**Description of the task:** Each line in the entries below that holds the string "color" is to be listed.

═════ Record extracts ═════

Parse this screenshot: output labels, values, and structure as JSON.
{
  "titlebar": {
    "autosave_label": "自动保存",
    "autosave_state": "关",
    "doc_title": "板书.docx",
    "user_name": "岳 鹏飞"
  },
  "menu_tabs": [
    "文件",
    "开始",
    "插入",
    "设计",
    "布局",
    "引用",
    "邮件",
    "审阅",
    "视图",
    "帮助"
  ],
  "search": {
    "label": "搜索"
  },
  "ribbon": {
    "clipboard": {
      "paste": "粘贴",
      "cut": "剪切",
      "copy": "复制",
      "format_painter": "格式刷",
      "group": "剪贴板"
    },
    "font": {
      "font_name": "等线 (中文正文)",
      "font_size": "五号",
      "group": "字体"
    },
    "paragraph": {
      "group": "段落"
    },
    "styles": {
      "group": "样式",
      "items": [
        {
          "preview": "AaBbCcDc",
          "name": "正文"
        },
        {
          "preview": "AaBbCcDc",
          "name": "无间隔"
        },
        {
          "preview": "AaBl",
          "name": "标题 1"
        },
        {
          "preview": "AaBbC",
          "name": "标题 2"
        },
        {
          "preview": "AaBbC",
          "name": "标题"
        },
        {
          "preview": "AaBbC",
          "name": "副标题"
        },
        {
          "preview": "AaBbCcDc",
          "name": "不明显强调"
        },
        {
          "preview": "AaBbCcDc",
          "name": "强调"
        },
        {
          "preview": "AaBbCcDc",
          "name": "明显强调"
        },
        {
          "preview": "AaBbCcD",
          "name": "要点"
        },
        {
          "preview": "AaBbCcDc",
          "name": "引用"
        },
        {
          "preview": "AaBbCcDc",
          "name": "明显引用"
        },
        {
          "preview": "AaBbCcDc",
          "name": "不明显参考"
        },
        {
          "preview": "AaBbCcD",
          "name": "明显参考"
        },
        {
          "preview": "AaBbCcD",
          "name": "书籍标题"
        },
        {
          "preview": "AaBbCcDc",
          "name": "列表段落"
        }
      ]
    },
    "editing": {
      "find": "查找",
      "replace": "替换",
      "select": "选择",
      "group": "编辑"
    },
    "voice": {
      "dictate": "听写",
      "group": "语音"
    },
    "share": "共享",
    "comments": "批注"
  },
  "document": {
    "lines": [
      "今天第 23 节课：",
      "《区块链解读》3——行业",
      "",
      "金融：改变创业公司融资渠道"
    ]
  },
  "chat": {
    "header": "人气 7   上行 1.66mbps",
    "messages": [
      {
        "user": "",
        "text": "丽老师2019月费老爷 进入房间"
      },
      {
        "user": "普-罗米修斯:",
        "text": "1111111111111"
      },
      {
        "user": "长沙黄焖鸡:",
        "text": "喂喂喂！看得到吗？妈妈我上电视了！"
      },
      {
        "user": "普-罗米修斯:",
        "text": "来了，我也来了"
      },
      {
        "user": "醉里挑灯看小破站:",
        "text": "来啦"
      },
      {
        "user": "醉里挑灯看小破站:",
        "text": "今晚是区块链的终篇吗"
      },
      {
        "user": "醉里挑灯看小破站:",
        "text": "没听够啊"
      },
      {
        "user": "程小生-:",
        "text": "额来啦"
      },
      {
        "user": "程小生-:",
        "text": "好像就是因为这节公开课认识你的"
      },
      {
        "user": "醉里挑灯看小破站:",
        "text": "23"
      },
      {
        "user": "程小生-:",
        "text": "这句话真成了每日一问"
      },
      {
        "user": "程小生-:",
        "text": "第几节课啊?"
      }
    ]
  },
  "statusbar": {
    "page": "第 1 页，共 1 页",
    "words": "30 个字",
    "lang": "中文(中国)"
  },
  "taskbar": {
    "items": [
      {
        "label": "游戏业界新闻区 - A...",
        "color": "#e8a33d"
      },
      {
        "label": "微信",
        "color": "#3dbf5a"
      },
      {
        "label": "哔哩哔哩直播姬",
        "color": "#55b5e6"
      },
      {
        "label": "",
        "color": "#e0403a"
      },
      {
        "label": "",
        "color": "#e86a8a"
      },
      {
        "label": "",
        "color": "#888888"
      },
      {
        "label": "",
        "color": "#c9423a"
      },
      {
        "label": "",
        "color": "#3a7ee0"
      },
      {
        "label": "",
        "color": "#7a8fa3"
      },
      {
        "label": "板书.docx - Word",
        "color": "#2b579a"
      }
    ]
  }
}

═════

**Exercise solution:**
        "color": "#e8a33d"
        "color": "#3dbf5a"
        "color": "#55b5e6"
        "color": "#e0403a"
        "color": "#e86a8a"
        "color": "#888888"
        "color": "#c9423a"
        "color": "#3a7ee0"
        "color": "#7a8fa3"
        "color": "#2b579a"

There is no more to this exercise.